=== Working data ===

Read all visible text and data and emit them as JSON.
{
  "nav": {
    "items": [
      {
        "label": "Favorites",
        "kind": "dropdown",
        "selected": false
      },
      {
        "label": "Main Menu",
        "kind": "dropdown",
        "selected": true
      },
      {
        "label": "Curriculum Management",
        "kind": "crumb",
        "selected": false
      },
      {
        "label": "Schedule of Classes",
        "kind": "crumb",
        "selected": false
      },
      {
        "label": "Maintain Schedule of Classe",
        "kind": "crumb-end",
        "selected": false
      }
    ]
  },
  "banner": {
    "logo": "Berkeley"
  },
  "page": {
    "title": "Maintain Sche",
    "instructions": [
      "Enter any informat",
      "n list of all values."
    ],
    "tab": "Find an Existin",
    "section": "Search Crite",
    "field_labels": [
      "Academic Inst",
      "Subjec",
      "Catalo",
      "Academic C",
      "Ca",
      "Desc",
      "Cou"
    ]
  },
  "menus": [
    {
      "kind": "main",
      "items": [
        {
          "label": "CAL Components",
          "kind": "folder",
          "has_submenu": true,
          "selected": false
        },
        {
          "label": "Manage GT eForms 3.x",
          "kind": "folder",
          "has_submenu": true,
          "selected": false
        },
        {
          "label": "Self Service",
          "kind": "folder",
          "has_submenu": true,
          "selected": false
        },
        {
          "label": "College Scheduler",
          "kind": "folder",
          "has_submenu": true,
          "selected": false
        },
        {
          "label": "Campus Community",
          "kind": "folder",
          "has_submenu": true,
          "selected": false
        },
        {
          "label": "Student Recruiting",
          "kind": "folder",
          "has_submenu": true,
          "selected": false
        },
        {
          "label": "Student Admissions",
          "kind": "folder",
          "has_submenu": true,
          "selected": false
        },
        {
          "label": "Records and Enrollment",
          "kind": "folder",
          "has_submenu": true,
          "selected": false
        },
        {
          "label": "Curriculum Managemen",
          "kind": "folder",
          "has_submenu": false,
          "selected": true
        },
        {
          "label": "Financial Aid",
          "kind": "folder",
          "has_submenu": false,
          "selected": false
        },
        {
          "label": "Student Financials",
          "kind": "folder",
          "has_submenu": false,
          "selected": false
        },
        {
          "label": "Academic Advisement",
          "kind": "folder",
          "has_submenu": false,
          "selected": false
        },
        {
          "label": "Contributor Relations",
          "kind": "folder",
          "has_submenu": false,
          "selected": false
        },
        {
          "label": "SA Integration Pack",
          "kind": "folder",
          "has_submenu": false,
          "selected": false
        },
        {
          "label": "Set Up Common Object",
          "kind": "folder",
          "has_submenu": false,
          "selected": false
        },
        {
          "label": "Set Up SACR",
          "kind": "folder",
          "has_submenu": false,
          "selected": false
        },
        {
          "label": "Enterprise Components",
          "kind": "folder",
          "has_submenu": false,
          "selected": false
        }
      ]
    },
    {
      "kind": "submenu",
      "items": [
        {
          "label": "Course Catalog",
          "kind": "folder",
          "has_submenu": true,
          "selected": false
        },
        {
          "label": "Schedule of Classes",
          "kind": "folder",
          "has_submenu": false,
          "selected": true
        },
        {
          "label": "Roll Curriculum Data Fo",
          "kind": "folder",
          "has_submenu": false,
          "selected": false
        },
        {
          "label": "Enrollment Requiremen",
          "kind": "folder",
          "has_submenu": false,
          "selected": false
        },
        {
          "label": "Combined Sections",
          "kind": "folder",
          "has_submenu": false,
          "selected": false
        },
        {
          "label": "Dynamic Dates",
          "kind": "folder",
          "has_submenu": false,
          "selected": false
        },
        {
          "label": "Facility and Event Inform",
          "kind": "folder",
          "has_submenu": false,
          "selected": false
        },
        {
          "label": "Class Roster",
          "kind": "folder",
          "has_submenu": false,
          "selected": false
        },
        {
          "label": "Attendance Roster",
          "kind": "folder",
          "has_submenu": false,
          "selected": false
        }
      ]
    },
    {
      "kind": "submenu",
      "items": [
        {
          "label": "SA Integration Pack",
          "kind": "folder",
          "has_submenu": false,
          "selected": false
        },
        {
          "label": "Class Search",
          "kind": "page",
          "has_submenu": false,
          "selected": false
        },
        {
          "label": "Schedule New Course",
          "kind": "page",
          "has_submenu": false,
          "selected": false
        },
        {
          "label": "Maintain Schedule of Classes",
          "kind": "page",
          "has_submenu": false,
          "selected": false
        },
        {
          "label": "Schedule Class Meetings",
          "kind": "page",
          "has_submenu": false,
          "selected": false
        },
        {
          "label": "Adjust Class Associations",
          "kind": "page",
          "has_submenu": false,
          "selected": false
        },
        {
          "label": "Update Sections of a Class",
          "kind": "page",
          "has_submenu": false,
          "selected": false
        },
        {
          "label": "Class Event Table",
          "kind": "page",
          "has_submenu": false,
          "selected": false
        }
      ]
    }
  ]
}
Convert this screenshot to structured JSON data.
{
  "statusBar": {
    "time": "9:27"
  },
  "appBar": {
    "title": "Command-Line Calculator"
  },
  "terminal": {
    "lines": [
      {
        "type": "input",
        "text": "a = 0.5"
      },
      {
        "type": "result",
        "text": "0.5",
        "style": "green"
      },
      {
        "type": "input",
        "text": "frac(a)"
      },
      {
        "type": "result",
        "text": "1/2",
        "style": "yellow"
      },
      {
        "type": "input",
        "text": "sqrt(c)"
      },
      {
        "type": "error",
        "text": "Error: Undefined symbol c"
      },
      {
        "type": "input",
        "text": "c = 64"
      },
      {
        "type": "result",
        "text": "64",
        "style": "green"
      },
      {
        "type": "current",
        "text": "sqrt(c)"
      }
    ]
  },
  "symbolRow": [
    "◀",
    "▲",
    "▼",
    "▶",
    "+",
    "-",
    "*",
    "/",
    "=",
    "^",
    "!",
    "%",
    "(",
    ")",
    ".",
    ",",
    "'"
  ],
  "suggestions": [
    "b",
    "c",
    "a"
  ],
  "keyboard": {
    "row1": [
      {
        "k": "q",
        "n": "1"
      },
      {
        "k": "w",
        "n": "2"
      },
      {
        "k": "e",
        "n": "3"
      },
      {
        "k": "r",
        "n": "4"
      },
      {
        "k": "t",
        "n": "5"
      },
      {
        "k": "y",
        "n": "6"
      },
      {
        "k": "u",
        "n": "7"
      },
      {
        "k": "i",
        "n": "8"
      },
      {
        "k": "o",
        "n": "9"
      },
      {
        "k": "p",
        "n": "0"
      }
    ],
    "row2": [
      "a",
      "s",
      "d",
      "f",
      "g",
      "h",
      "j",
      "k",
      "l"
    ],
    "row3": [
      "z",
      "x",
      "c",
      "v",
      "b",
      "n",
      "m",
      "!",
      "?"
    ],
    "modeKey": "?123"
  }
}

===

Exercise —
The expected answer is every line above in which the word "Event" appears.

The answer —
          "label": "Facility and Event Inform",
          "label": "Class Event Table",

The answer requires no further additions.